'Liberate Minnesota' rally to protest coronavirus order, 'anti-American governor,' science, reason

Pictured: Your wrists, you sheep, and the Facebook event that will finally set them free.

Pictured: Your wrists, you sheep, and the Facebook event that will finally set them free. Facebook

Through Tuesday, Minnesota has 1,809 confirmed cases of COVID-19, and the virus is blamed for 87 deaths. As states go, those numbers are low, and a sign the stay-at-home order imposed by Gov. Tim Walz from mid-March through early May is working.

But are we really flattening the curve, as you'll hear from scientists and public health experts? Or are we just stepping on the American flag, as you'll hear from... well, several people with Facebook accounts. 

Under an event page titled "Liberate Minnesota," conservatives are organizing a rally outside the governor's mansion to "demand Governor Walz and our state legislators end this lock down!" The protest, scheduled for noon on Friday, mirrors similar public demonstrations held in North Carolina, Kentucky, and Michigan.

Like Minnesota, those states happen to have Democratic governors, though the Liberate Minnesota page has a more pointed label for Walz, a former social studies teacher and football coach who served 24 years in the U.S. National Guard:

"The fact is, our freedoms and economy are under full blown attack by a radical anti-American Governor -- and we must act quickly if we are going to save them!"

The rally page asserts Walz has not ordered a stay-home order (among others) to "save lives," but is instead attempting to "launch a full blown attack on the citizens of Minnesota... to strip away and annihilate the freedoms that we enjoy!"

Organizers would rather take cues from Donald Trump, who, they write, "has been very clear that we must get America back to work very quickly or the 'cure' to this terrible disease may be the worse option!" (Warning: Do not read the Liberate Minnesota page if you have a preexisting condition triggered by exclamation points.)

Among the event hosts are Don Huizenga, a former candidate for the Minnesota Senate from Anoka; Michele Even, an activist who is afraid of both Muslims and social services; and Marni Hockenberg.

As the founder of Hockenberg Search, an "executive career transition" firm, Marni is described on the company website as a "sought after keynote speaker, facilitator, panel moderator, panelist and expert commentator." And folks, you're about to find out why.

Sociopolitically, Hockenberg was most recently a central figure in the fight over whether St. Louis Park should say the Pledge of Allegiance before conducting official city business.

Turns out Hockenberg (who in fact lives in Roseville) always has her sensors up for the erosion of fundamental freedom.
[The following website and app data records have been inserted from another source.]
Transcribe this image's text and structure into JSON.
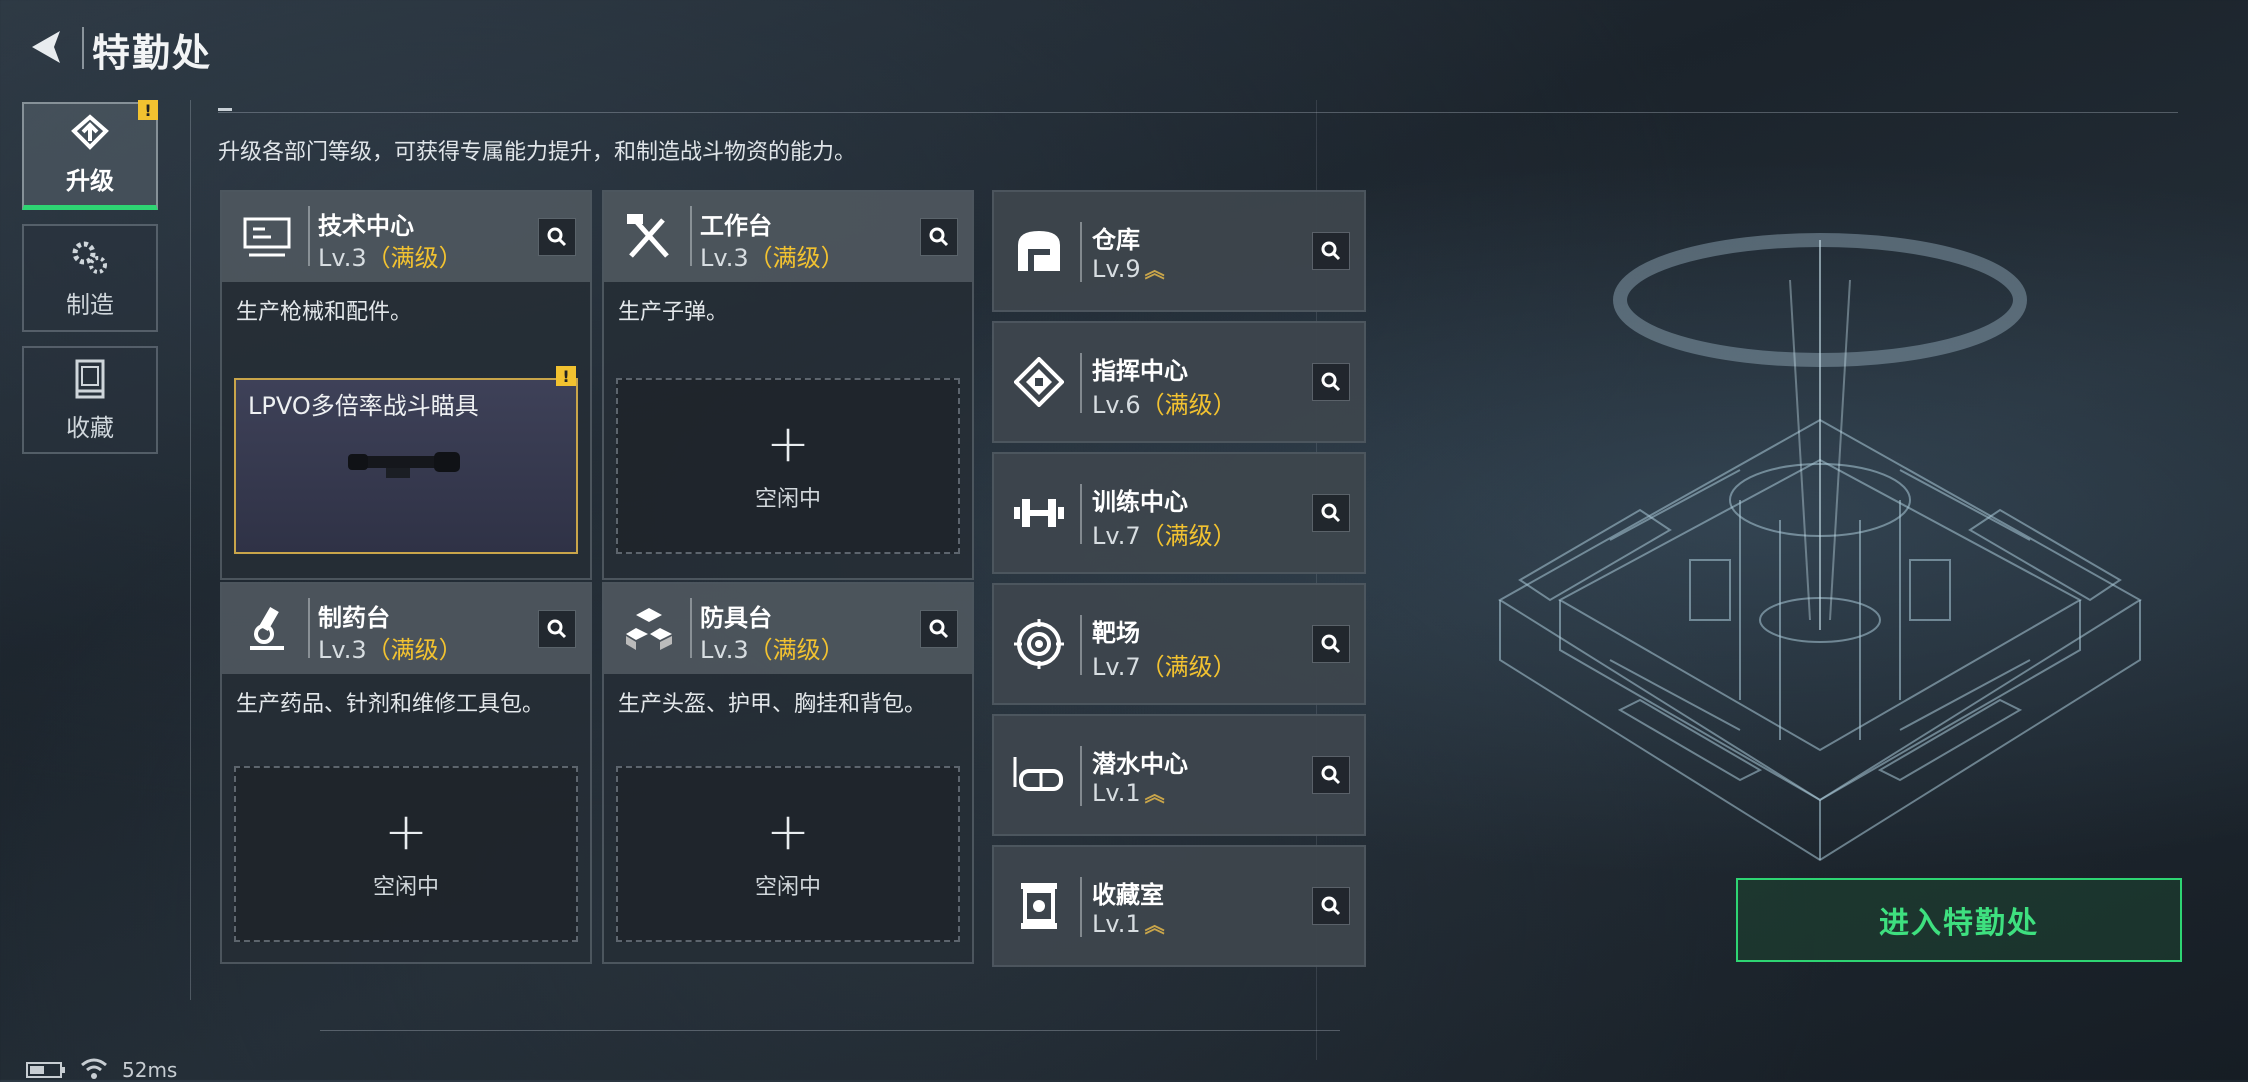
{
  "header": {
    "title": "特勤处"
  },
  "nav": [
    {
      "label": "升级",
      "icon": "upgrade-icon",
      "active": true,
      "alert": "!"
    },
    {
      "label": "制造",
      "icon": "gears-icon",
      "active": false
    },
    {
      "label": "收藏",
      "icon": "collection-icon",
      "active": false
    }
  ],
  "description": "升级各部门等级，可获得专属能力提升，和制造战斗物资的能力。",
  "workshops": [
    {
      "name": "技术中心",
      "level": "Lv.3",
      "level_note": "（满级）",
      "icon": "computer-icon",
      "desc": "生产枪械和配件。",
      "slot_item": "LPVO多倍率战斗瞄具",
      "slot_alert": "!"
    },
    {
      "name": "工作台",
      "level": "Lv.3",
      "level_note": "（满级）",
      "icon": "tools-icon",
      "desc": "生产子弹。",
      "slot_plus": "+",
      "slot_status": "空闲中"
    },
    {
      "name": "制药台",
      "level": "Lv.3",
      "level_note": "（满级）",
      "icon": "microscope-icon",
      "desc": "生产药品、针剂和维修工具包。",
      "slot_plus": "+",
      "slot_status": "空闲中"
    },
    {
      "name": "防具台",
      "level": "Lv.3",
      "level_note": "（满级）",
      "icon": "armor-blocks-icon",
      "desc": "生产头盔、护甲、胸挂和背包。",
      "slot_plus": "+",
      "slot_status": "空闲中"
    }
  ],
  "facilities": [
    {
      "name": "仓库",
      "level": "Lv.9",
      "level_note": "",
      "upgradable": true,
      "icon": "warehouse-icon"
    },
    {
      "name": "指挥中心",
      "level": "Lv.6",
      "level_note": "（满级）",
      "upgradable": false,
      "icon": "command-icon"
    },
    {
      "name": "训练中心",
      "level": "Lv.7",
      "level_note": "（满级）",
      "upgradable": false,
      "icon": "dumbbell-icon"
    },
    {
      "name": "靶场",
      "level": "Lv.7",
      "level_note": "（满级）",
      "upgradable": false,
      "icon": "target-icon"
    },
    {
      "name": "潜水中心",
      "level": "Lv.1",
      "level_note": "",
      "upgradable": true,
      "icon": "diving-mask-icon"
    },
    {
      "name": "收藏室",
      "level": "Lv.1",
      "level_note": "",
      "upgradable": true,
      "icon": "vault-icon"
    }
  ],
  "enter_button": "进入特勤处",
  "status": {
    "ping": "52ms"
  },
  "colors": {
    "accent_green": "#2ed573",
    "max_level_yellow": "#f2c230",
    "alert_yellow": "#f2c230"
  }
}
First a suburb isn't yelling "under God!" before approving the zoning variance on an apartment complex, and the next thing you know, the government's trying to keep you from dying in a pandemic!

On her YouTube channel, where Hockenberg broadcasts almost daily to a network of 17,000-plus followers, she says attendees of Friday's rally would be "literally rising up," an apparent reference to Marni's intentions to vacate her home office computer chair.

Hockenberg's homemade videos are both dimly lit and clearly read right off some sort of document she has open on her screen. (Watch her eyes, though don't look directly into them unless you're not afraid to learn exactly how much God loves the S&P 500.)  

She predicts the rally could draw "anywhere between 500 to 1,000 people," intoning the latter number with astonishment, as if she's only just learning about it. Marni welcomes people to join this "peaceful way for our fellow American citizens exercise our constitutional right to assembly and free speech." 

She continues, in a tone that sounds almost exactly like a third-grade teacher warning students before a field trip:

Let's talk for a minute about personal responsibility. Use it. You are responsible for yourself, your health, your safety, your actions, your family, your property, and the consequences of your actions and anything, literally, that is in your own personal control. We are not responsible for anything that might happen to you or the people you are with. Only you are responsible for your current health situation, or future health, if you make the personal decision to attend. Compromised people need not attend. Friends, police yourself, and not others.

And there's their reasoning in a nutshell. You're responsible for you and your family, but not responsible for even the person standing next to you and your family, breathing the same air, expressing your fear of public health experts and your love of America in the same dangerous and deeply stupid way.